ACTION ITEM:
With every picture left out, give the data below back exactly.

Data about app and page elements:

= = = = =

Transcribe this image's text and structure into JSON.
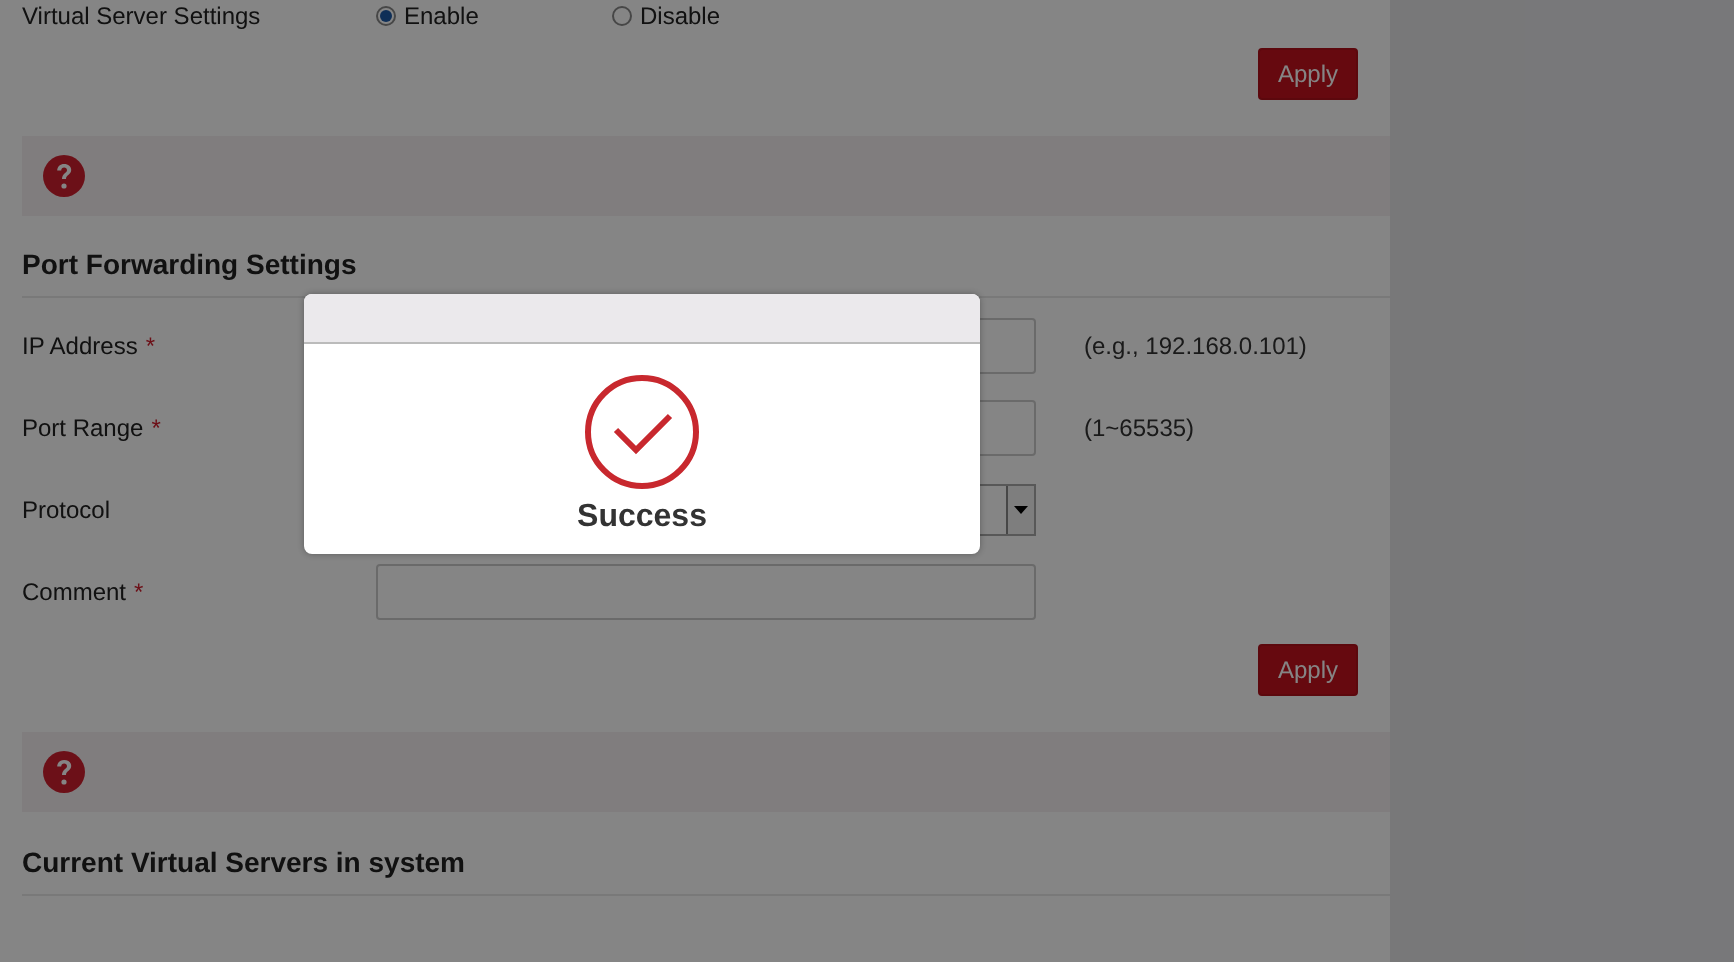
{
  "virtual_server": {
    "label": "Virtual Server Settings",
    "options": [
      {
        "label": "Enable",
        "selected": true
      },
      {
        "label": "Disable",
        "selected": false
      }
    ],
    "apply": "Apply"
  },
  "port_forwarding": {
    "title": "Port Forwarding Settings",
    "fields": [
      {
        "label": "IP Address",
        "required_mark": "*",
        "kind": "text",
        "hint": "(e.g., 192.168.0.101)"
      },
      {
        "label": "Port Range",
        "required_mark": "*",
        "kind": "text",
        "hint": "(1~65535)"
      },
      {
        "label": "Protocol",
        "kind": "select"
      },
      {
        "label": "Comment",
        "required_mark": "*",
        "kind": "text"
      }
    ],
    "apply": "Apply"
  },
  "current_servers": {
    "title": "Current Virtual Servers in system"
  },
  "dialog": {
    "message": "Success"
  }
}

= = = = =

EXPECTED ANSWER:
Transcribe this image's text and structure into JSON.
{
  "virtual_server": {
    "label": "Virtual Server Settings",
    "options": [
      {
        "label": "Enable",
        "selected": true
      },
      {
        "label": "Disable",
        "selected": false
      }
    ],
    "apply": "Apply"
  },
  "port_forwarding": {
    "title": "Port Forwarding Settings",
    "fields": [
      {
        "label": "IP Address",
        "required_mark": "*",
        "kind": "text",
        "hint": "(e.g., 192.168.0.101)"
      },
      {
        "label": "Port Range",
        "required_mark": "*",
        "kind": "text",
        "hint": "(1~65535)"
      },
      {
        "label": "Protocol",
        "kind": "select"
      },
      {
        "label": "Comment",
        "required_mark": "*",
        "kind": "text"
      }
    ],
    "apply": "Apply"
  },
  "current_servers": {
    "title": "Current Virtual Servers in system"
  },
  "dialog": {
    "message": "Success"
  }
}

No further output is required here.